-- Provided data follows --
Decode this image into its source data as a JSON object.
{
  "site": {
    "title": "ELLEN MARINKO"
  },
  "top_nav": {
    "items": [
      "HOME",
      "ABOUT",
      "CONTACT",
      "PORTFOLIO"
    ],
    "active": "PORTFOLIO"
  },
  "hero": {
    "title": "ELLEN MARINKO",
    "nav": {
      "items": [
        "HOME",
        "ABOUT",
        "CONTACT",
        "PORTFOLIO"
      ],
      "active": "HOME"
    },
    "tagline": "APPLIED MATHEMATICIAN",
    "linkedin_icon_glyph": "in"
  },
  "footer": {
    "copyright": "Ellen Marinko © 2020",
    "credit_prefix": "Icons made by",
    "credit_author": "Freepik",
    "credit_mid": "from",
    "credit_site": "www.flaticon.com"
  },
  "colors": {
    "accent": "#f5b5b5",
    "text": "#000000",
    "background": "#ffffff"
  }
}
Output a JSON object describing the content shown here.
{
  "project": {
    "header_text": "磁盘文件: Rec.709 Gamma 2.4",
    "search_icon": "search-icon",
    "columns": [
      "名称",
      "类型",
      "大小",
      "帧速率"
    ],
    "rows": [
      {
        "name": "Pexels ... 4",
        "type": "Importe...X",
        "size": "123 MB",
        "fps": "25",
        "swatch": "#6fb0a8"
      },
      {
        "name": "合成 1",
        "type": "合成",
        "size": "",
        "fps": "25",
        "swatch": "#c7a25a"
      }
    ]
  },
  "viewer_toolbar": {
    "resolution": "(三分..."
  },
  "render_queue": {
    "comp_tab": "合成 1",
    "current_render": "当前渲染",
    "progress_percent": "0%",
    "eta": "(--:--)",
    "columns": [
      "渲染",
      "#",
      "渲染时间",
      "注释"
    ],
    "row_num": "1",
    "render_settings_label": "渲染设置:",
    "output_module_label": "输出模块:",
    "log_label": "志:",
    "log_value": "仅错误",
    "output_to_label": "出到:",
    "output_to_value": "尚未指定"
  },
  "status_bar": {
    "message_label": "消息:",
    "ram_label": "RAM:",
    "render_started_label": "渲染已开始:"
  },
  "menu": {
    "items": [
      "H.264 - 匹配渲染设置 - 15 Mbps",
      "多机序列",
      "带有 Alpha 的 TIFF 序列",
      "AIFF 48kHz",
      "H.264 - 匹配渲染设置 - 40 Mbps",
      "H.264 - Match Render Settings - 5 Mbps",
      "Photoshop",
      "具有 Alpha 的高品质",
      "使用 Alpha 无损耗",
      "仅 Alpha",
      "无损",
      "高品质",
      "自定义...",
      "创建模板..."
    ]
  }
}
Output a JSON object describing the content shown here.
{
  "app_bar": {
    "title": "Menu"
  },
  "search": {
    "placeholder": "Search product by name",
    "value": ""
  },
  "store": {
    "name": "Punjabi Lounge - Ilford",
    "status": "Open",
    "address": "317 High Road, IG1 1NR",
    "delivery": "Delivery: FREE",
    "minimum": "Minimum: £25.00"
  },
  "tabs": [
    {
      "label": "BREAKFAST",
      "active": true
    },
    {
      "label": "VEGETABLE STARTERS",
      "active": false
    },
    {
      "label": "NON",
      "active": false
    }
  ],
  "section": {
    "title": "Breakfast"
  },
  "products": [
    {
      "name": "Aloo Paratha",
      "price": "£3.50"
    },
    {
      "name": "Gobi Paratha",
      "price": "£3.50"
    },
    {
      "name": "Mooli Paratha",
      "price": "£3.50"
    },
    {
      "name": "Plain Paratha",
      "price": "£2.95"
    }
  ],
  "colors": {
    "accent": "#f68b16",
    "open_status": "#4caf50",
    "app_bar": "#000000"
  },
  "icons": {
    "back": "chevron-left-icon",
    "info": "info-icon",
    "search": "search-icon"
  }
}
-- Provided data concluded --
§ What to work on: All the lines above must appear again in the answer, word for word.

§ Output of the exercise:
Decode this image into its source data as a JSON object.
{
  "site": {
    "title": "ELLEN MARINKO"
  },
  "top_nav": {
    "items": [
      "HOME",
      "ABOUT",
      "CONTACT",
      "PORTFOLIO"
    ],
    "active": "PORTFOLIO"
  },
  "hero": {
    "title": "ELLEN MARINKO",
    "nav": {
      "items": [
        "HOME",
        "ABOUT",
        "CONTACT",
        "PORTFOLIO"
      ],
      "active": "HOME"
    },
    "tagline": "APPLIED MATHEMATICIAN",
    "linkedin_icon_glyph": "in"
  },
  "footer": {
    "copyright": "Ellen Marinko © 2020",
    "credit_prefix": "Icons made by",
    "credit_author": "Freepik",
    "credit_mid": "from",
    "credit_site": "www.flaticon.com"
  },
  "colors": {
    "accent": "#f5b5b5",
    "text": "#000000",
    "background": "#ffffff"
  }
}
Output a JSON object describing the content shown here.
{
  "project": {
    "header_text": "磁盘文件: Rec.709 Gamma 2.4",
    "search_icon": "search-icon",
    "columns": [
      "名称",
      "类型",
      "大小",
      "帧速率"
    ],
    "rows": [
      {
        "name": "Pexels ... 4",
        "type": "Importe...X",
        "size": "123 MB",
        "fps": "25",
        "swatch": "#6fb0a8"
      },
      {
        "name": "合成 1",
        "type": "合成",
        "size": "",
        "fps": "25",
        "swatch": "#c7a25a"
      }
    ]
  },
  "viewer_toolbar": {
    "resolution": "(三分..."
  },
  "render_queue": {
    "comp_tab": "合成 1",
    "current_render": "当前渲染",
    "progress_percent": "0%",
    "eta": "(--:--)",
    "columns": [
      "渲染",
      "#",
      "渲染时间",
      "注释"
    ],
    "row_num": "1",
    "render_settings_label": "渲染设置:",
    "output_module_label": "输出模块:",
    "log_label": "志:",
    "log_value": "仅错误",
    "output_to_label": "出到:",
    "output_to_value": "尚未指定"
  },
  "status_bar": {
    "message_label": "消息:",
    "ram_label": "RAM:",
    "render_started_label": "渲染已开始:"
  },
  "menu": {
    "items": [
      "H.264 - 匹配渲染设置 - 15 Mbps",
      "多机序列",
      "带有 Alpha 的 TIFF 序列",
      "AIFF 48kHz",
      "H.264 - 匹配渲染设置 - 40 Mbps",
      "H.264 - Match Render Settings - 5 Mbps",
      "Photoshop",
      "具有 Alpha 的高品质",
      "使用 Alpha 无损耗",
      "仅 Alpha",
      "无损",
      "高品质",
      "自定义...",
      "创建模板..."
    ]
  }
}
Output a JSON object describing the content shown here.
{
  "app_bar": {
    "title": "Menu"
  },
  "search": {
    "placeholder": "Search product by name",
    "value": ""
  },
  "store": {
    "name": "Punjabi Lounge - Ilford",
    "status": "Open",
    "address": "317 High Road, IG1 1NR",
    "delivery": "Delivery: FREE",
    "minimum": "Minimum: £25.00"
  },
  "tabs": [
    {
      "label": "BREAKFAST",
      "active": true
    },
    {
      "label": "VEGETABLE STARTERS",
      "active": false
    },
    {
      "label": "NON",
      "active": false
    }
  ],
  "section": {
    "title": "Breakfast"
  },
  "products": [
    {
      "name": "Aloo Paratha",
      "price": "£3.50"
    },
    {
      "name": "Gobi Paratha",
      "price": "£3.50"
    },
    {
      "name": "Mooli Paratha",
      "price": "£3.50"
    },
    {
      "name": "Plain Paratha",
      "price": "£2.95"
    }
  ],
  "colors": {
    "accent": "#f68b16",
    "open_status": "#4caf50",
    "app_bar": "#000000"
  },
  "icons": {
    "back": "chevron-left-icon",
    "info": "info-icon",
    "search": "search-icon"
  }
}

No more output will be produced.